-- What is being asked --
Output every entry below exactly as it is written.

** Listed records follows **

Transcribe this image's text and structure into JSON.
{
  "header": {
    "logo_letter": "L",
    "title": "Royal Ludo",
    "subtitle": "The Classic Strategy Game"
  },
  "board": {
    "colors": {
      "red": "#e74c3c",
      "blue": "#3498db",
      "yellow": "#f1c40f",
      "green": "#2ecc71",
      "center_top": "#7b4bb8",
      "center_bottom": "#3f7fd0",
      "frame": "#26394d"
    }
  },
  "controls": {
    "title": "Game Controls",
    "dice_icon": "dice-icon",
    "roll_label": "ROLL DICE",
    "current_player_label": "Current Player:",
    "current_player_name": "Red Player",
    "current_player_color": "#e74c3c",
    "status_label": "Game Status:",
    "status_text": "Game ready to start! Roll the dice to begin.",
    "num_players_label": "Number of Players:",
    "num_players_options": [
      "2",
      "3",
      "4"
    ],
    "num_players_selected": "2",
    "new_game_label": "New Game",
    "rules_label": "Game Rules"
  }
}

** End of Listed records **

-- Written response --
Transcribe this image's text and structure into JSON.
{
  "header": {
    "logo_letter": "L",
    "title": "Royal Ludo",
    "subtitle": "The Classic Strategy Game"
  },
  "board": {
    "colors": {
      "red": "#e74c3c",
      "blue": "#3498db",
      "yellow": "#f1c40f",
      "green": "#2ecc71",
      "center_top": "#7b4bb8",
      "center_bottom": "#3f7fd0",
      "frame": "#26394d"
    }
  },
  "controls": {
    "title": "Game Controls",
    "dice_icon": "dice-icon",
    "roll_label": "ROLL DICE",
    "current_player_label": "Current Player:",
    "current_player_name": "Red Player",
    "current_player_color": "#e74c3c",
    "status_label": "Game Status:",
    "status_text": "Game ready to start! Roll the dice to begin.",
    "num_players_label": "Number of Players:",
    "num_players_options": [
      "2",
      "3",
      "4"
    ],
    "num_players_selected": "2",
    "new_game_label": "New Game",
    "rules_label": "Game Rules"
  }
}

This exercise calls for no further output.